Data excerpts
· · · · · · ·
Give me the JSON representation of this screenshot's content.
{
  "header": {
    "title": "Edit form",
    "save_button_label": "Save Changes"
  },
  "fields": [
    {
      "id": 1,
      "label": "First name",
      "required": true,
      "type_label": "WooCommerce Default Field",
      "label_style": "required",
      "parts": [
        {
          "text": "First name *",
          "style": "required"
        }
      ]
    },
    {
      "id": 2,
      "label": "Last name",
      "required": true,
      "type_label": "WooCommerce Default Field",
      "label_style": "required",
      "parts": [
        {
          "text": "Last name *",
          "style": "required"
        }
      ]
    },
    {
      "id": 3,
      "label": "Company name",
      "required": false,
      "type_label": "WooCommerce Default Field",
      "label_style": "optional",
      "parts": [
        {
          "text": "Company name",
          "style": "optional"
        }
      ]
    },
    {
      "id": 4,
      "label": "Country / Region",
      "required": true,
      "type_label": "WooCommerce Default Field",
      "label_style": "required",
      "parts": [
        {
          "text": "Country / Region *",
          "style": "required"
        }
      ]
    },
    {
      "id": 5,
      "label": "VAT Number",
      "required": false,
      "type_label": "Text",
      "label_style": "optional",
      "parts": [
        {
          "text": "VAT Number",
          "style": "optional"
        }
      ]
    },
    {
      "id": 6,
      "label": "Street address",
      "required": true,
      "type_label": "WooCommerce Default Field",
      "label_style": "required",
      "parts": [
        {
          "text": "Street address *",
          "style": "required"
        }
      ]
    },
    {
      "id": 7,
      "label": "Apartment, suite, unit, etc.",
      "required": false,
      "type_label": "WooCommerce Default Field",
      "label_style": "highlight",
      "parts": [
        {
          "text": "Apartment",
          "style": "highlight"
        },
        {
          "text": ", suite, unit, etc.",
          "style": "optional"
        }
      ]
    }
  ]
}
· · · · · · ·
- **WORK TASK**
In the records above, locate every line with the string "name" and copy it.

- **YOUR RESPONSE**
      "label": "First name",
          "text": "First name *",
      "label": "Last name",
          "text": "Last name *",
      "label": "Company name",
          "text": "Company name",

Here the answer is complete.